In the mix of all the hype form this weekend, we missed updating you on the Q&A that Stephenie did over at The Twilight Saga official website.
Q: I was wondering what made you choose Italy for the home of the Volturi? Is there a special meaning about Italy in your life or was it a random setting? Thanks :] – Kerry Kowalczyk

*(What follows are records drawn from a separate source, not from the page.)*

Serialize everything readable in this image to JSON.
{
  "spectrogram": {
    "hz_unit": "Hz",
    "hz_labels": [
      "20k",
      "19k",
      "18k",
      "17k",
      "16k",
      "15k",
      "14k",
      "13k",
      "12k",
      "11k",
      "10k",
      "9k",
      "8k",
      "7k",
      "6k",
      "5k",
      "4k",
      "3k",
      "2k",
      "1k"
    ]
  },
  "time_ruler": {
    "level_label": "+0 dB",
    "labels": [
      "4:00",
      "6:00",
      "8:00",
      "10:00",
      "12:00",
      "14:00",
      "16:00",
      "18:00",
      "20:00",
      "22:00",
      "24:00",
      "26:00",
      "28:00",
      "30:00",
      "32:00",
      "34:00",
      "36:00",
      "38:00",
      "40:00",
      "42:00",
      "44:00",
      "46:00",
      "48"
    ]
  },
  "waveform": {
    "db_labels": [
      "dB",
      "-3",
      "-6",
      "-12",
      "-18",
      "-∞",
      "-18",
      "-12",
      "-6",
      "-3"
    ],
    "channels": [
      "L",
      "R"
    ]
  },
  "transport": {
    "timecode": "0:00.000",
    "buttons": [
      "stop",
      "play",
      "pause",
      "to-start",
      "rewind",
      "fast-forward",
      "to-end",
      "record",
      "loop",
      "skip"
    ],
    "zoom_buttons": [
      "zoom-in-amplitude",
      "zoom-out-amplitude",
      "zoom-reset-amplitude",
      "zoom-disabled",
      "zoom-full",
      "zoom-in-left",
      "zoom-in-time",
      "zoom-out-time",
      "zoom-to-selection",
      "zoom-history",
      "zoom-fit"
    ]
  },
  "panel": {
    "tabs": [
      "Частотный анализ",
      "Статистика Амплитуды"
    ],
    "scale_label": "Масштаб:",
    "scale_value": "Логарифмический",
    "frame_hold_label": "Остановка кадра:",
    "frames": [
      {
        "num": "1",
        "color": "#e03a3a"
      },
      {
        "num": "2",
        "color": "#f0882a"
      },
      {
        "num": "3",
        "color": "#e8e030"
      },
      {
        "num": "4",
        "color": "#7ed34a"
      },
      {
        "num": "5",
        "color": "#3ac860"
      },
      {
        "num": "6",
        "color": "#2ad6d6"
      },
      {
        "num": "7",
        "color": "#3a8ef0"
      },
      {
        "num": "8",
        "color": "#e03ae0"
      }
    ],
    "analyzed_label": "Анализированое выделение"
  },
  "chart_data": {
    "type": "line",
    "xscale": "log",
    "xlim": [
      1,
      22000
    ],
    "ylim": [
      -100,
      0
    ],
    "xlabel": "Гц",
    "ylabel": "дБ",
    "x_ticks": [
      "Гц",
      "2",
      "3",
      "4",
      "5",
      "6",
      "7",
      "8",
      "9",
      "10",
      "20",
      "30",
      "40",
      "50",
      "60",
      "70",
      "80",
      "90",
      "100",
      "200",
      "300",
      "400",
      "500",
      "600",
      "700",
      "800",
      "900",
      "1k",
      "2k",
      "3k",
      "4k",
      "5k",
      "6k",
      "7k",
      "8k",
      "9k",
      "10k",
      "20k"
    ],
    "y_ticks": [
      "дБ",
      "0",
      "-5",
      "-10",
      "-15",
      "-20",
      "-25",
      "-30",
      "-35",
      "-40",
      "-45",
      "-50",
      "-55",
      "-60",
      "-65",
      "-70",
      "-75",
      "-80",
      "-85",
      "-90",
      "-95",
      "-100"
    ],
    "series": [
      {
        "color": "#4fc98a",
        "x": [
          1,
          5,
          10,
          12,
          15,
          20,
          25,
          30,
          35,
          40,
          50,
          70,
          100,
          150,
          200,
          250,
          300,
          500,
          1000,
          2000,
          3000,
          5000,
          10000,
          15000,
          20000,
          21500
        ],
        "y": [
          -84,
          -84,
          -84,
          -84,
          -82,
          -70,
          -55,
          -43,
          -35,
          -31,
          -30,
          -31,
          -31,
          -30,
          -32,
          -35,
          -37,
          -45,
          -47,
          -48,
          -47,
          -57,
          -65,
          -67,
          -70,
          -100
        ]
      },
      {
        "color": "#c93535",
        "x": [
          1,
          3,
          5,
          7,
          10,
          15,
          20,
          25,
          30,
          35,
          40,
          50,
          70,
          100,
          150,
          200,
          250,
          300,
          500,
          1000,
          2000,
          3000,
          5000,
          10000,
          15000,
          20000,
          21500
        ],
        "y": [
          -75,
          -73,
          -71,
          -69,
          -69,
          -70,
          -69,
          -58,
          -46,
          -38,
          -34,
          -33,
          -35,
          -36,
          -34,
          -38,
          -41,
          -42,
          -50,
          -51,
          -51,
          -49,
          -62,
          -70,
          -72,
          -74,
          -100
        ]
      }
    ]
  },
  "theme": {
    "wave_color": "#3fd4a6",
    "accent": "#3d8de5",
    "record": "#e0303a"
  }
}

Stephenie: I chose Italy because I needed a place with a really long history. Choosing Volterra itself was a strange thing. I wrote the whole Volturi scene before I’d picked a location for it. For the first time, I was planning to create a fictional city, because at this point, I was starting to realize that people were actually going to read this book, and I was nervous about what the real life citizens of Forks would think, and more especially what the real life people of La Push would think—I’d taken some rather big liberties with their fictional history, and I wasn’t sure if they would find it amusing or irritating. So, to avoid similar moments of panic, I decided to set my clan of ancient ruling vampires in a made up place. I was going to call this place “Volturin,” and I knew it needed to be located in Tuscany about an hour or two from Florence—I’d already written the drive from the airport. I’d also already written my descriptions of the plaza and clock tower and Volturi turret. So I pull up a map of Tuscany, trying to decide if Alice should drive north, south, east, or west, and look at that—there is a city named Volterra just about an hour from Florence. So I google image search Volterra, and the very first picture that comes up is the Volterra clock tower. Chills. I called my sister (who’d already read about my fictional Volturin) and told her to go look at Volterra. She freaked, too, because she’d pictured it the same way, too. It was actually a rather creepy moment.
After that, I gave up the idea of creating a fake city and just hoped the people of Volterra did not mind a few vampires. When I went to visit a few years back, all the people I talked to were totally fine with the vampires—what had upset them was the fountain. They don’t have one, and think their square is perfect without it.